|Decisions are being made in allocating resources, so that one party is getting attention and
resources at the expense of another party.
Again this type of archetype tends to trigger when two more persons are suddenly in a
situation where they need to compete for resources (time, attention, resources). It attempts to
explain that sometimes the differences in success is not because inherentlly one is better than
the other (brains, wit, resources) but rather the starting points were different. Rather than
continue to perpetuate the cycle and fester more ‘un-success’ (as a result of the sense of
feeling as victims of the system) down the road, this archetype invites us to relook at the way

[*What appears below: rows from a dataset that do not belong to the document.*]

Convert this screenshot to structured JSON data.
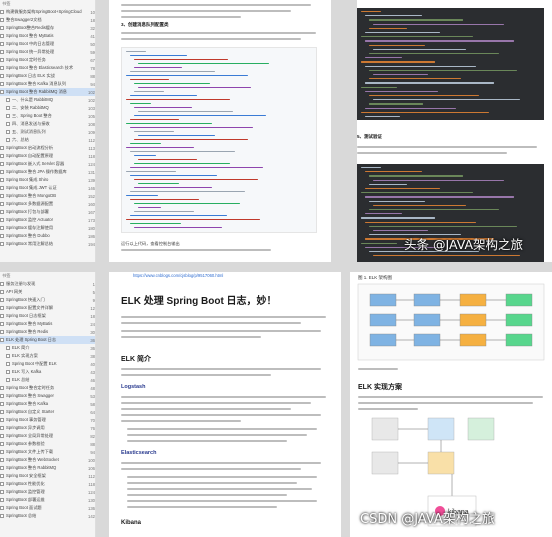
{
  "toc_top": {
    "head": "书签",
    "items": [
      {
        "label": "构建微服务架构SpringBoot+SpringCloud",
        "page": "10"
      },
      {
        "label": "整合Swagger2文档",
        "page": "18"
      },
      {
        "label": "SpringBoot整合Redis缓存",
        "page": "32"
      },
      {
        "label": "Spring Boot 整合 MyBatis",
        "page": "41"
      },
      {
        "label": "Spring Boot 中的日志管理",
        "page": "50"
      },
      {
        "label": "Spring Boot 统一异常处理",
        "page": "59"
      },
      {
        "label": "Spring Boot 定时任务",
        "page": "67"
      },
      {
        "label": "Spring Boot 整合 Elasticsearch 技术",
        "page": "78"
      },
      {
        "label": "SpringBoot 日志 ELK 实战",
        "page": "88"
      },
      {
        "label": "SpringBoot 整合 Kafka 消息队列",
        "page": "94"
      },
      {
        "label": "Spring Boot 整合 RabbitMQ 消息",
        "page": "102"
      },
      {
        "label": "一、什么是 RabbitMQ",
        "page": "102"
      },
      {
        "label": "二、安装 RabbitMQ",
        "page": "103"
      },
      {
        "label": "三、Spring Boot 整合",
        "page": "105"
      },
      {
        "label": "四、消息发送与接收",
        "page": "108"
      },
      {
        "label": "五、测试消息队列",
        "page": "109"
      },
      {
        "label": "六、总结",
        "page": "112"
      },
      {
        "label": "SpringBoot 启动流程分析",
        "page": "113"
      },
      {
        "label": "SpringBoot 自动配置原理",
        "page": "118"
      },
      {
        "label": "SpringBoot 嵌入式 Servlet 容器",
        "page": "124"
      },
      {
        "label": "SpringBoot 整合 JPA 操作数据库",
        "page": "131"
      },
      {
        "label": "Spring Boot 集成 Shiro",
        "page": "139"
      },
      {
        "label": "Spring Boot 集成 JWT 认证",
        "page": "146"
      },
      {
        "label": "SpringBoot 整合 MongoDB",
        "page": "152"
      },
      {
        "label": "SpringBoot 多数据源配置",
        "page": "160"
      },
      {
        "label": "SpringBoot 打包与部署",
        "page": "167"
      },
      {
        "label": "SpringBoot 监控 Actuator",
        "page": "173"
      },
      {
        "label": "SpringBoot 缓存注解使用",
        "page": "180"
      },
      {
        "label": "SpringBoot 整合 Dubbo",
        "page": "186"
      },
      {
        "label": "SpringBoot 常用注解总结",
        "page": "194"
      }
    ]
  },
  "toc_bottom": {
    "head": "书签",
    "items": [
      {
        "label": "服务注册与发现",
        "page": "1"
      },
      {
        "label": "API 网关",
        "page": "5"
      },
      {
        "label": "SpringBoot 快速入门",
        "page": "9"
      },
      {
        "label": "SpringBoot 配置文件详解",
        "page": "12"
      },
      {
        "label": "Spring Boot 日志框架",
        "page": "18"
      },
      {
        "label": "SpringBoot 整合 MyBatis",
        "page": "24"
      },
      {
        "label": "SpringBoot 整合 Redis",
        "page": "30"
      },
      {
        "label": "ELK 处理 Spring Boot 日志",
        "page": "36"
      },
      {
        "label": "ELK 简介",
        "page": "36"
      },
      {
        "label": "ELK 实现方案",
        "page": "38"
      },
      {
        "label": "Spring Boot 中配置 ELK",
        "page": "40"
      },
      {
        "label": "ELK 写入 Kafka",
        "page": "43"
      },
      {
        "label": "ELK 总结",
        "page": "46"
      },
      {
        "label": "Spring Boot 整合定时任务",
        "page": "48"
      },
      {
        "label": "SpringBoot 整合 Swagger",
        "page": "53"
      },
      {
        "label": "SpringBoot 整合 Kafka",
        "page": "58"
      },
      {
        "label": "SpringBoot 自定义 Starter",
        "page": "64"
      },
      {
        "label": "Spring Boot 事务管理",
        "page": "70"
      },
      {
        "label": "SpringBoot 异步调用",
        "page": "76"
      },
      {
        "label": "SpringBoot 全局异常处理",
        "page": "82"
      },
      {
        "label": "SpringBoot 参数校验",
        "page": "88"
      },
      {
        "label": "SpringBoot 文件上传下载",
        "page": "94"
      },
      {
        "label": "SpringBoot 整合 WebSocket",
        "page": "100"
      },
      {
        "label": "SpringBoot 整合 RabbitMQ",
        "page": "106"
      },
      {
        "label": "Spring Boot 安全框架",
        "page": "112"
      },
      {
        "label": "SpringBoot 性能优化",
        "page": "118"
      },
      {
        "label": "SpringBoot 监控管理",
        "page": "124"
      },
      {
        "label": "SpringBoot 部署运维",
        "page": "130"
      },
      {
        "label": "Spring Boot 面试题",
        "page": "136"
      },
      {
        "label": "SpringBoot 总结",
        "page": "142"
      }
    ]
  },
  "page_top_mid": {
    "section_title": "3、创建消息队列配置类",
    "section2_title": "4、编写消息发送者",
    "footer": "运行以上代码，查看控制台输出"
  },
  "page_top_right": {
    "section_title": "5、测试验证",
    "caption": "查看控制台消息接收情况"
  },
  "page_bottom_mid": {
    "link": "https://www.cnblogs.com/cjsblog/p/9517060.html",
    "title": "ELK 处理 Spring Boot 日志，妙！",
    "h_intro": "ELK 简介",
    "h_logstash": "Logstash",
    "h_es": "Elasticsearch",
    "h_kibana": "Kibana"
  },
  "page_bottom_right": {
    "fig_title": "图 1. ELK 架构图",
    "h_solution": "ELK 实现方案",
    "kibana_label": "kibana"
  },
  "watermark_top": "头条 @JAVA架构之旅",
  "watermark_bottom": "CSDN @JAVA架构之旅",
  "colors": {
    "code_bg": "#2b2d30",
    "link": "#2f6dd1",
    "active": "#cfe0f5",
    "kibana": "#f04e98"
  }
}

we look at or define success or allocate resources.
The starting point of the archetype, is "Allocation of resources to one rather than the other".
Since A receives more resources than B, he or she carries out actions that allows him to create
more or greater successes than B and therefore A continue to be receive a greater allocation
of resources than the other.
|Behaviour over time
|Commonly used words or
early warning symptoms
|We keep getting sidelined!
||“The supervisor and the new employee on MC” story.
Production of sorghum vs production of maize
|Tips to note when using
|What is the thinking?
||“Because that person (or department) is more successful, they must be good and others are
|Managing the intervention
||AVOIDING COMPETENCY TRAPS
The archetype suggests that success or failure may be due more to initial conditions than intrinsic
Look for reasons why the system was set up to create just “one winner” – investigate historical
origins of competencies or identify potential competency traps, map internal view of
“organisational” or “Market” success. What are the operating assumptions regarding the success.
Obtain external views of success. Ask “outsiders” for alternative strategies.
Assess effects on the innovative spirit. Is the current system excluding or limiting the spirit of
success. Continually scan for gaps and areas of improvement.
Find ways to make team collaborators rather than competitors
Identify goals or objectives that define success at a level higher than the individual players A and B
What it looks like if the system was working well:
“We can create win-win situations for everyone, including the organisation as a whole”
Decisions are being made in allocating resources to give appropriate attention to all parties.